I have been reading a number of big, heavy books lately (which I have yet to post about…later in the week), so I decided to take a break with a light, fun book. And one that I’ve read before (and seen the movie of many times).  I looked on the inside cover where I wrote the date of acquisition (a thing I did for a while until I realized it was kind of silly, and yet I’m glad i did it here) October 1993, almost twenty years ago.

But aside from Jimmy playing songs on vinyl, there’s very little that’s dated about the album–which may even be the point of the book.

This is the story of a bunch of misfits in Ireland who join together to form a soul band.  The nucleus of the band is Jimmy Rabbitte, a local kid who lives and breathes music.  He had Frankie Goes to Hollywood before anyone else and he knew they were shit before anyone else.

Some of his mates have started a band (called hilariously And And! And) which plays new wave.  Jimmy tells them they should play soul instead.  He plays them some James Brown and they love it.  Which leads to the talk of music and sex.  And they are really into it.  And then there’s  the oft quoted line from the movie: “The Irish are the blacks of Europe. And Dubliners are the blacks of Ireland. And the Northside Dubliners are the blacks of Dublin. So say it once and say it loud, I’m black and I’m proud.”

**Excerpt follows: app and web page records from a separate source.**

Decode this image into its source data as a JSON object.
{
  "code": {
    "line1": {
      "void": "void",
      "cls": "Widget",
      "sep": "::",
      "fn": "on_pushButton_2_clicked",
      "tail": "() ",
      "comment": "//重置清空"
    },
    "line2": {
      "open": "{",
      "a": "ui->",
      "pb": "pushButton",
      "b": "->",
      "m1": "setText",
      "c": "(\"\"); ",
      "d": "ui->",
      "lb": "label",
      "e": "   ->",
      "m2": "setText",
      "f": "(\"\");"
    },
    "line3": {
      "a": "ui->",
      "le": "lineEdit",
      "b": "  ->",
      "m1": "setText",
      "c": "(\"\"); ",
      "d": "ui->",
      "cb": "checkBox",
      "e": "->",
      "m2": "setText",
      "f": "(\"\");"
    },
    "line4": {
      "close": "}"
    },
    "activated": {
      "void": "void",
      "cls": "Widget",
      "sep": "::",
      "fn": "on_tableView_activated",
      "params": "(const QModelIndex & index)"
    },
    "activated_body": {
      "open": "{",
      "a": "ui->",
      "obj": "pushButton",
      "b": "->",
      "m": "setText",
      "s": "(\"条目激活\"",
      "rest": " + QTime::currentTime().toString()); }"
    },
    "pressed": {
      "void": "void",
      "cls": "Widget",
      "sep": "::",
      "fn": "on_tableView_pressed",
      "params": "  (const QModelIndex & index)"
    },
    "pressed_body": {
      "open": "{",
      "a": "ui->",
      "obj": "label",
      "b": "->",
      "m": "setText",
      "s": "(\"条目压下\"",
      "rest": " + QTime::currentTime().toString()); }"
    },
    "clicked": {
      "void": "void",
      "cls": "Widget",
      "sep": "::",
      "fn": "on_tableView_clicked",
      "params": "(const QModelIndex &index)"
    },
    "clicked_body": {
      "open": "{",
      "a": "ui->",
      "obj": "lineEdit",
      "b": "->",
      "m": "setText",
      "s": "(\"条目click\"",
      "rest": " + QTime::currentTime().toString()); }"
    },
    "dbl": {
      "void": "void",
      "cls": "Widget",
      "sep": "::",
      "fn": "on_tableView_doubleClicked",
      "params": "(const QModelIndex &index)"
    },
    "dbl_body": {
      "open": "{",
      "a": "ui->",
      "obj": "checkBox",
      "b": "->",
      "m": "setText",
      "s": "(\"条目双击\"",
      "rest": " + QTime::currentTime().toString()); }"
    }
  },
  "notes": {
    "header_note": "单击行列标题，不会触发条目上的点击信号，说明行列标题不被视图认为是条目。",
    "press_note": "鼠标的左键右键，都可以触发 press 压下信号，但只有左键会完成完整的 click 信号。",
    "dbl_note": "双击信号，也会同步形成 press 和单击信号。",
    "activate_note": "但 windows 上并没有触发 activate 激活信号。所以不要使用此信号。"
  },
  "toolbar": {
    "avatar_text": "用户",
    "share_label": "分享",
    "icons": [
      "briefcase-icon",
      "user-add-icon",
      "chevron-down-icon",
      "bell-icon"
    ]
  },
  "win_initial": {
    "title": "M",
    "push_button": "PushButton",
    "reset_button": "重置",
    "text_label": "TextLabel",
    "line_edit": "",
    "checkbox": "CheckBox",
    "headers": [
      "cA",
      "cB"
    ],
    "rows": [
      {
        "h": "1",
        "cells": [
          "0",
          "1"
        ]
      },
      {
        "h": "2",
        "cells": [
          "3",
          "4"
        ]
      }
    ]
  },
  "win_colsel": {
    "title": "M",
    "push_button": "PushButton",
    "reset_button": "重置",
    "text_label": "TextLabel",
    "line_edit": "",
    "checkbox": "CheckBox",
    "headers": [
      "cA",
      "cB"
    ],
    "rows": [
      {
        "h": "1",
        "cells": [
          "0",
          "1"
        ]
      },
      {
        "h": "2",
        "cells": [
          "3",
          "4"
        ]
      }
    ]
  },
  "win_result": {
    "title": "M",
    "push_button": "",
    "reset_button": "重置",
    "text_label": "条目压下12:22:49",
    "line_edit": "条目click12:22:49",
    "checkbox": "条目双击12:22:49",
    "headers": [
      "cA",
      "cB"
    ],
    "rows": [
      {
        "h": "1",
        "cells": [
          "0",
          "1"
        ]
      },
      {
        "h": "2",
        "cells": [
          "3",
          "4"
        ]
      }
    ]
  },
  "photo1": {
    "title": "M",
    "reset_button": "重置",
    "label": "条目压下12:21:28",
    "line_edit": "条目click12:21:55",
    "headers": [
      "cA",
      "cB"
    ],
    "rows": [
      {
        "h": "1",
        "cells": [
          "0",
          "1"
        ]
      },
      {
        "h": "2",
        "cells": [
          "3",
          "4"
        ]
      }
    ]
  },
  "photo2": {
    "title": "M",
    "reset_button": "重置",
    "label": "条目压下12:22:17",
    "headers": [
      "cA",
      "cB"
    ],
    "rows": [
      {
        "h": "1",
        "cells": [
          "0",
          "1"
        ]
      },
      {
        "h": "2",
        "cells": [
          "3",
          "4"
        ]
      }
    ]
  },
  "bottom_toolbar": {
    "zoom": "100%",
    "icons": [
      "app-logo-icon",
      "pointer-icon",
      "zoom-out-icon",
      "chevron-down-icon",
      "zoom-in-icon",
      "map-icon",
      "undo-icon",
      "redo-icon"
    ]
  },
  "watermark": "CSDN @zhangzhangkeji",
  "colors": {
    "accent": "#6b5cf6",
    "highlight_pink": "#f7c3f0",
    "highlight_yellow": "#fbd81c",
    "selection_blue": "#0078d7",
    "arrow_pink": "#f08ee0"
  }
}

And so they begin a quest to find the rest of the band.  Jimmy puts an ad in Hot Press (the Irish music magazine) and interviews everyone (some very funny jokes in there).  And the recruits form a crazy quilt of characters.  (more…)

Read Full Post »